For example, IRB staff may go back and forth with the study team two to four times on revisions. To accurately reflect the amount of time the study was in the IRB staff’s hands, the metrics should show how much time it was in the IRB office vs. in the researcher’s office, she explains.

“We’re counting how much time it’s in each of our hands. We add that all up, and it becomes one big time bucket,” Johnson says.

For years, Johnson struggled with this part of metrics and how to compare what the University of Utah IRB did compared with other IRBs.

“When comparing my IRB process with other IRBs, the others might say, ‘We wouldn’t send it back to the principal investigator then,’” Johnson says. “But if you put the time in the buckets, it doesn’t matter how many back-and-forths there are; it keeps a tally over time. We’re all comparing apples to apples.”

IRBs can assess how their time buckets average out to pinpoint where they are spending the most time. If the time spent on a particular process seems excessive, they can use the data to develop a quality improvement plan.

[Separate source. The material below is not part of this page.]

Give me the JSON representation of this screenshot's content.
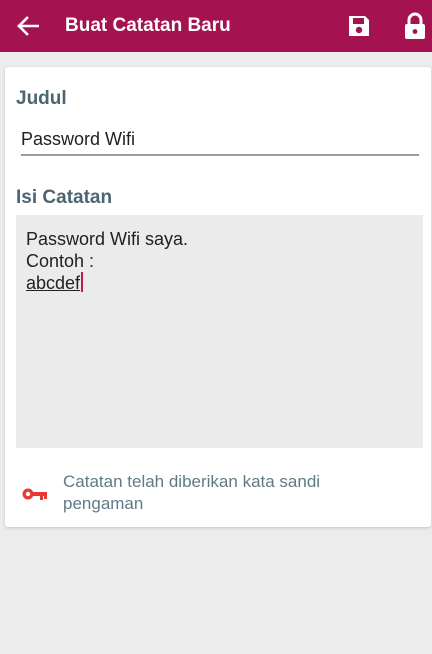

“This can have a lot of impact on how we make decisions about improving processes,” she says.

For example, the IRB found its pre-review process took a long time, and investigated the cause. “At first, this concerned us,” Johnson says. “Then, we looked at the review bucket and saw things were speeding through that bucket.”

It was clear the IRB office was spending a lot of time in the pre-review process to make sure everything was correct. Then, when the study went to the full board for review, most minor details were resolved and the board could make a faster decision, she adds.

“People like that we get everything cleaned up in the beginning, and it sails through the board review,” Johnson says. “The board members were getting less frustrated because fewer things needed to be tabled. That was something we discovered by comparing the two sides of the buckets.”

Another way IRBs can use the metrics is by looking at investigators’ time buckets. They can compare the amount of time they take between different types of studies.

“For expedited studies, we find investigators generally get their things turned around quickly,” Johnson says. “For convened board reviews, we find it takes them a lot longer. We don’t know the reason for this.”

It makes sense if investigators take longer with convened board review studies because of their complexity. But, it also could be because the IRB is not doing a good enough job of asking for revisions and is confusing researchers, she notes.

“If that’s the reason, then it’s something we can fix,” Johnson says. “We’re just taking a look into how that’s happening.”

With data, IRBs can help investigators reduce the amount of time they spend making changes after IRB review or pre-review, she adds.

“That’s what we’re looking at right now,” Johnson says. “We’re ensuring our revisions are well-written, and we have reminder systems beyond what we already have.”